Editing in Sequoia can be done in a few ways. The most basic is object-based editing in the Track Editor window. Audio clips, or objects, are placed on the various tracks; and, depending on the tools selected, can be trimmed, moved, and otherwise manipulated. As with most DAWs, there are a few moves that can be figured out intuitively, but others will take peeking at the manual or help file. Keyboard and mouse commands are, however, customizable; so users that are used to a certain workflow can configure Sequoia to behave in a similar fashion. Within a few minutes, I had enough moves down that I could chop up a piece of audio with ease.
There’s also Source/Destination mode. This is useful for productions assembled from various, separately produced elements, such as a “news magazine” format, or a mastering project where numerous takes must be sorted and assembled. “Raw” audio is brought into a source track, in and out points are determined, and the result is pasted to the Destination track. Then there’s Spectral Editing, where audio is displayed in spectrogram form, so frequency content can be seen as well as level. This is handy for manually removing impulse noise and other nasties.
Recording in Sequoia is fairly straightforward and intuitive. In addition to being able to import just about any audio file format, Sequoia can also record to WAV, MP3, AIFF, WMA, and other formats, on the fly, with no secondary conversion. That’s a big time saver if you’re doing, say, a VO session that would have to be converted to MP3 before uploading. File housekeeping is well done, with Sequoia automatically creating the necessary folders for storing all audio for a given project. In addition to all the output options, CDs can also be burned directly from the Track Editor.
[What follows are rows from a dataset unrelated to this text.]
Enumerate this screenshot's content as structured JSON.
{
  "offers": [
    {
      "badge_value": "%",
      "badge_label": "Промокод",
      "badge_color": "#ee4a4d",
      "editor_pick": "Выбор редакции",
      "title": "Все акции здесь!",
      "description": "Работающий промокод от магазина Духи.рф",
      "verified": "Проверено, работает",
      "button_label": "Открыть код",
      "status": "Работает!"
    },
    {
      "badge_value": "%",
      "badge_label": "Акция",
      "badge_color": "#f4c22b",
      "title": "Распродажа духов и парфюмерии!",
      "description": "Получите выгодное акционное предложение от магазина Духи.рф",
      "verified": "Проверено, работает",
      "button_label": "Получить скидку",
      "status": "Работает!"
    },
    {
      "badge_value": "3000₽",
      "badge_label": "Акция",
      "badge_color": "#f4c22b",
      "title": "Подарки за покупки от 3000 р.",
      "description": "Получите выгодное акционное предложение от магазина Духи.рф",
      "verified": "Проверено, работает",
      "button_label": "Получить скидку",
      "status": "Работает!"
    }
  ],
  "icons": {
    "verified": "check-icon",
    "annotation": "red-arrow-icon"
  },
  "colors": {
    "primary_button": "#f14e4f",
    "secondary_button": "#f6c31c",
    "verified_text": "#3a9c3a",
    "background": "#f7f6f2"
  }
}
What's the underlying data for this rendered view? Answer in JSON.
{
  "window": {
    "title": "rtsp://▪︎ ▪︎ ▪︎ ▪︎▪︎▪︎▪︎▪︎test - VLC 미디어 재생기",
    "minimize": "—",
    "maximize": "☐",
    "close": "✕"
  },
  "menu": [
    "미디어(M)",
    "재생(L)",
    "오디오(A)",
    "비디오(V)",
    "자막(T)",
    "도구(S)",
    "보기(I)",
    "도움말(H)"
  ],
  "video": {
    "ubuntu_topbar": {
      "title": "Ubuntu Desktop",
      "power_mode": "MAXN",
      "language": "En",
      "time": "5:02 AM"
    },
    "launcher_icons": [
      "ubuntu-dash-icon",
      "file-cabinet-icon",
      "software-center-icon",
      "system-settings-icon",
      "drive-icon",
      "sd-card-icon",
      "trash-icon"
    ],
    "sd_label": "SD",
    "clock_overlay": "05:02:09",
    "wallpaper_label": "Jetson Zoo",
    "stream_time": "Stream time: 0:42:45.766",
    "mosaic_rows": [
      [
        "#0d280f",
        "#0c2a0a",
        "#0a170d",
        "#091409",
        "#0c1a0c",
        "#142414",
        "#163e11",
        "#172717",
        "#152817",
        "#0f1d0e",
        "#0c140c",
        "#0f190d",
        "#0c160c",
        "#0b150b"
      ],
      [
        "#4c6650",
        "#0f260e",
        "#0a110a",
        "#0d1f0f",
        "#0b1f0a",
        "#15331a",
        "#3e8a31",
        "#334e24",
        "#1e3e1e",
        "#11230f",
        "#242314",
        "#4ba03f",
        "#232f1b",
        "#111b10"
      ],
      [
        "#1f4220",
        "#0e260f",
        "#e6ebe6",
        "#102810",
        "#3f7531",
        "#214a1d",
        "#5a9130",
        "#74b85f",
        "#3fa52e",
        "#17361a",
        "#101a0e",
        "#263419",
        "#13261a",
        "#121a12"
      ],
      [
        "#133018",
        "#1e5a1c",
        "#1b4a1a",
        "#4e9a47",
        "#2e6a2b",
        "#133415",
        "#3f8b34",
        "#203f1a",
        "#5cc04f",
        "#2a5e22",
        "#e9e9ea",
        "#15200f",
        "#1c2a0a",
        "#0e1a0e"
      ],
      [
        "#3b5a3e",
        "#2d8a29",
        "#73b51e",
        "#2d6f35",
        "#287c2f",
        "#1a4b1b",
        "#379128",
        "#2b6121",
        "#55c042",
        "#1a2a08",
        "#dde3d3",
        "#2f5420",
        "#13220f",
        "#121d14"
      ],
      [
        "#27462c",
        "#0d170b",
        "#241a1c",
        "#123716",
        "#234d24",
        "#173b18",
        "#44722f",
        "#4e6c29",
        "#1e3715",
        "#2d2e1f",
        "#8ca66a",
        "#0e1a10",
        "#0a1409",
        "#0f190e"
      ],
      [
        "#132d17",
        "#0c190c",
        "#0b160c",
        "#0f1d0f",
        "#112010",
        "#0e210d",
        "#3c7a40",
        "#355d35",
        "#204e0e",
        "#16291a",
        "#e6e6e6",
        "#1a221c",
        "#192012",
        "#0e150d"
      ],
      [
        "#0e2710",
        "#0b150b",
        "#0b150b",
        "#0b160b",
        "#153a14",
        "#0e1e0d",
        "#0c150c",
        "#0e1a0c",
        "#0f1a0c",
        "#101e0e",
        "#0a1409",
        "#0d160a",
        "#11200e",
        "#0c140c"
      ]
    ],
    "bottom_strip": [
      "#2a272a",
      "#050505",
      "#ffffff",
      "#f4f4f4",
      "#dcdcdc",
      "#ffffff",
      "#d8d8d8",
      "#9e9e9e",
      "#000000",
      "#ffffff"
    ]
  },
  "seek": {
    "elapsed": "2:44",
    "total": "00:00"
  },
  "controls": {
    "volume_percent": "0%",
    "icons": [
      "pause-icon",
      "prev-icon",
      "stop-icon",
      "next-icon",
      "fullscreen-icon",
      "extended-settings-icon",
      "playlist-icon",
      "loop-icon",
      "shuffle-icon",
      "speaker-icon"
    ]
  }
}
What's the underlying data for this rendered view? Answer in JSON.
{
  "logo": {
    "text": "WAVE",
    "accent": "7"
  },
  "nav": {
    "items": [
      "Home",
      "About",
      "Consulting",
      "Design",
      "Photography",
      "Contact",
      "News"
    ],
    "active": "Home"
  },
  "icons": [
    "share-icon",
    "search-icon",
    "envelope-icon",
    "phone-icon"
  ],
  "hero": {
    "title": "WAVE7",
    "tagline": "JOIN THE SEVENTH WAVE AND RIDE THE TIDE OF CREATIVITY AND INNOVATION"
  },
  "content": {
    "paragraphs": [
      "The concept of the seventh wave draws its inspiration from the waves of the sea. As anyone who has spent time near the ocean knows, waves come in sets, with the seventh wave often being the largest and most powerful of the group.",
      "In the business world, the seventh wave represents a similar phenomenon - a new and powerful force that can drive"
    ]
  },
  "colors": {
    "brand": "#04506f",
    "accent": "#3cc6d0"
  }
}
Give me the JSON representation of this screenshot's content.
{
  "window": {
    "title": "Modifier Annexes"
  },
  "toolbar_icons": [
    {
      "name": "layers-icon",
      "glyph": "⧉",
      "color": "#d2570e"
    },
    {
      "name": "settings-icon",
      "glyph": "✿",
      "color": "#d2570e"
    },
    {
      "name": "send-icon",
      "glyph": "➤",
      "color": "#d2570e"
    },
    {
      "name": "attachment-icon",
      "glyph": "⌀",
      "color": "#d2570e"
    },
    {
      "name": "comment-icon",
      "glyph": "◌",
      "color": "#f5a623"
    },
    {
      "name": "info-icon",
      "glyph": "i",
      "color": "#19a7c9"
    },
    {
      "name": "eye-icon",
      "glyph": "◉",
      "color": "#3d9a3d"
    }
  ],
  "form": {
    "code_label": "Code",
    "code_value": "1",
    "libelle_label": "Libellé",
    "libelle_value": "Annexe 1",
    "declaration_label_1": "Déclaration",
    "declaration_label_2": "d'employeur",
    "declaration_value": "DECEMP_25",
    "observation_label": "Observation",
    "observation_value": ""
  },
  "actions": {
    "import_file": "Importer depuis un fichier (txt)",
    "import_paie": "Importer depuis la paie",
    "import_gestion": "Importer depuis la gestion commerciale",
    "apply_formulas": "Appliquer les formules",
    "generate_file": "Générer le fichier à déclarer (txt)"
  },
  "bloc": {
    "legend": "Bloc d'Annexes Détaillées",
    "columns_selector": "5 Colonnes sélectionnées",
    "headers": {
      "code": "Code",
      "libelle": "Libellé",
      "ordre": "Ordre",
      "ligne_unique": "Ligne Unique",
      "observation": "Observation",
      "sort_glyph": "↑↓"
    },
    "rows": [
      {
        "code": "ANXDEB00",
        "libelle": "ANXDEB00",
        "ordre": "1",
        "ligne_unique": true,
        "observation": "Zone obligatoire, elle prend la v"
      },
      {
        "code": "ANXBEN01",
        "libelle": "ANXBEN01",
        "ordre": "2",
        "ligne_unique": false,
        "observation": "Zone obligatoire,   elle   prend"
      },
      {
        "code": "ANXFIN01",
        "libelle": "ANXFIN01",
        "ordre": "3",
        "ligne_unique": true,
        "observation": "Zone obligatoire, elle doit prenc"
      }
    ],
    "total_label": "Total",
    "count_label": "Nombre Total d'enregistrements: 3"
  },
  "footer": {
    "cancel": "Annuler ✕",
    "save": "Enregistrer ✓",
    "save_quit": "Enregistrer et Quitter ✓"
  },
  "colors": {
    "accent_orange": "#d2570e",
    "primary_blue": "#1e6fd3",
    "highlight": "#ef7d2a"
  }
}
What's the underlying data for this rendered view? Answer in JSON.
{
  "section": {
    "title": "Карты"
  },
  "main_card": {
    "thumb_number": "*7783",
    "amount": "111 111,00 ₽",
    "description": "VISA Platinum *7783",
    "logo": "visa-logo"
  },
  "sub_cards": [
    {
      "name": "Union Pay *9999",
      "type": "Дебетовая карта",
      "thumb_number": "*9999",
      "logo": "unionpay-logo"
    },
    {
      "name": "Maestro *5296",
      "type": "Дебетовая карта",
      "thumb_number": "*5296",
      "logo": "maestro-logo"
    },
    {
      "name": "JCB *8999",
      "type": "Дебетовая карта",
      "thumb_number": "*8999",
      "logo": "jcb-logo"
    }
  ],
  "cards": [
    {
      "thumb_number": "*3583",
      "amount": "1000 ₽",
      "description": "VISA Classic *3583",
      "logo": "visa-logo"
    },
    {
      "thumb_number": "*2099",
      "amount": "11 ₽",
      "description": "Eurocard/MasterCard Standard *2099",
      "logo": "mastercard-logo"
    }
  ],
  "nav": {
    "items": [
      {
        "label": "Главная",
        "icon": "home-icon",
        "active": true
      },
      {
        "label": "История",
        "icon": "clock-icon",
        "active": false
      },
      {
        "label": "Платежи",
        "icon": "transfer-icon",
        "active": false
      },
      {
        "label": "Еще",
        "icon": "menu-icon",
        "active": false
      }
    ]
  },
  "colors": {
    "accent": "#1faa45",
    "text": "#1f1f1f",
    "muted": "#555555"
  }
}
Magix Sequoia 14
Digital Audio Workstation Software
+ Lots of features for serious studio and post work
+ Edits, processes and allows for music creation
+ Handles most file formats
+ Works like a charm
– Windows only
– Price tag is big
Price: $2,975 (though upgrading from previous version can be cheaper)
Contact: For information, contact Magix Software at 305-722-5810 or visit www.magix-audio.com/us.
Another very cool feature is the ability to record independent from playback. Here, recording can be started, and the user can select any point in the recorded track to listen to while the recording continues in the background. Say you’re recording a speech, and you need to pull highlights for an upcoming report. As you listen live, you can go back to what you just heard a moment ago, snip out the highlight, drag it to a new track, and render it out for upload, all while still recording.
I tested Sequoia 14 on Windows 7 and Windows 8.1 64-bit platforms, and neither broke a sweat. The Windows 7 machine used a Digigram VX882e sound card, and the 8.1 machine used a MOTU 2408mk3. Both used ASIO drivers, which are highly recommended by Magix to take advantage of Sequoia’s full potential. Like any DAW of this complexity, the learning curve can be steep due to the overwhelming number of features. Given the cost, I can’t picture any but the busiest or most well-heeled independent producers lining up for it. But, for a network production facility, mastering house, or commercial studio looking for single feature-rich platform, Sequoia 14 is well worth considering.
Curt Yengst, CSRE, is assistant engineer at WAWZ(FM) in Zarephath, N.J.